Everything in the records below should be printed exactly, except the pictures.

+++ PROVIDED RECORDS

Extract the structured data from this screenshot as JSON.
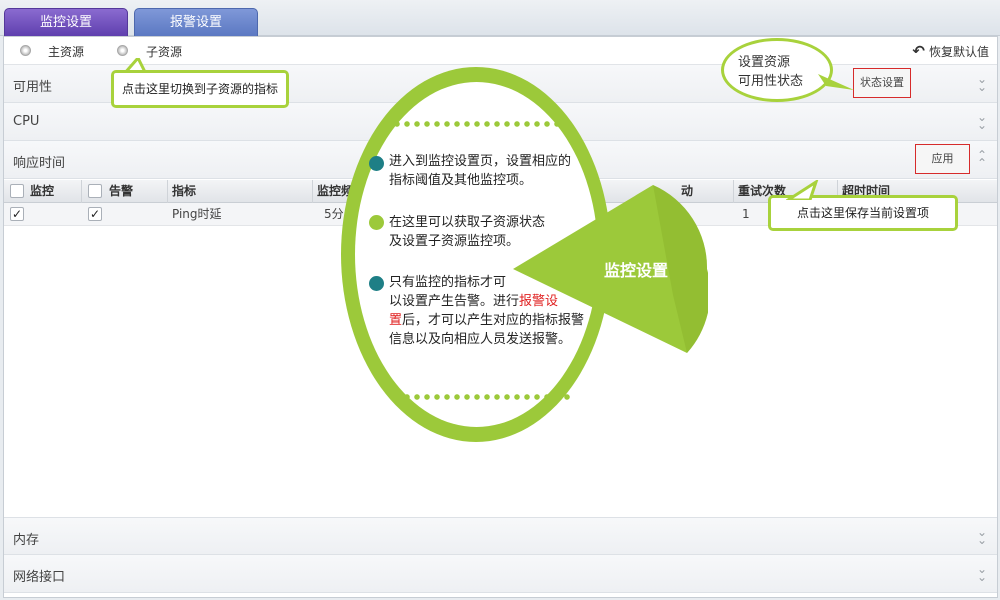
{
  "tabs": [
    {
      "label": "监控设置"
    },
    {
      "label": "报警设置"
    }
  ],
  "resource_toggle": {
    "main_label": "主资源",
    "sub_label": "子资源",
    "restore_label": "恢复默认值"
  },
  "sections": {
    "availability": "可用性",
    "cpu": "CPU",
    "response_time": "响应时间",
    "memory": "内存",
    "network": "网络接口"
  },
  "buttons": {
    "status_settings": "状态设置",
    "apply": "应用"
  },
  "table": {
    "headers": [
      "监控",
      "告警",
      "指标",
      "监控频",
      "动",
      "重试次数",
      "超时时间"
    ],
    "row": {
      "metric": "Ping时延",
      "frequency": "5分",
      "retries": "1"
    }
  },
  "callouts": {
    "switch_sub": "点击这里切换到子资源的指标",
    "save_current": "点击这里保存当前设置项",
    "availability_bubble_line1": "设置资源",
    "availability_bubble_line2": "可用性状态"
  },
  "guide": {
    "title": "监控设置",
    "item1_line1": "进入到监控设置页，设置相应的",
    "item1_line2": "指标阈值及其他监控项。",
    "item2_line1": "在这里可以获取子资源状态",
    "item2_line2": "及设置子资源监控项。",
    "item3_line1": "只有监控的指标才可",
    "item3_line2a": "以设置产生告警。进行",
    "item3_highlight_a": "报警设",
    "item3_highlight_b": "置",
    "item3_line3b": "后，才可以产生对应的指标报警",
    "item3_line4": "信息以及向相应人员发送报警。"
  },
  "colors": {
    "accent_green": "#9cc93a",
    "teal_dot": "#1e7f86",
    "light_green_dot": "#9cc93a",
    "highlight_red": "#e02020"
  }
}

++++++

▶ EXPECTED ANSWER
Extract the structured data from this screenshot as JSON.
{
  "tabs": [
    {
      "label": "监控设置"
    },
    {
      "label": "报警设置"
    }
  ],
  "resource_toggle": {
    "main_label": "主资源",
    "sub_label": "子资源",
    "restore_label": "恢复默认值"
  },
  "sections": {
    "availability": "可用性",
    "cpu": "CPU",
    "response_time": "响应时间",
    "memory": "内存",
    "network": "网络接口"
  },
  "buttons": {
    "status_settings": "状态设置",
    "apply": "应用"
  },
  "table": {
    "headers": [
      "监控",
      "告警",
      "指标",
      "监控频",
      "动",
      "重试次数",
      "超时时间"
    ],
    "row": {
      "metric": "Ping时延",
      "frequency": "5分",
      "retries": "1"
    }
  },
  "callouts": {
    "switch_sub": "点击这里切换到子资源的指标",
    "save_current": "点击这里保存当前设置项",
    "availability_bubble_line1": "设置资源",
    "availability_bubble_line2": "可用性状态"
  },
  "guide": {
    "title": "监控设置",
    "item1_line1": "进入到监控设置页，设置相应的",
    "item1_line2": "指标阈值及其他监控项。",
    "item2_line1": "在这里可以获取子资源状态",
    "item2_line2": "及设置子资源监控项。",
    "item3_line1": "只有监控的指标才可",
    "item3_line2a": "以设置产生告警。进行",
    "item3_highlight_a": "报警设",
    "item3_highlight_b": "置",
    "item3_line3b": "后，才可以产生对应的指标报警",
    "item3_line4": "信息以及向相应人员发送报警。"
  },
  "colors": {
    "accent_green": "#9cc93a",
    "teal_dot": "#1e7f86",
    "light_green_dot": "#9cc93a",
    "highlight_red": "#e02020"
  }
}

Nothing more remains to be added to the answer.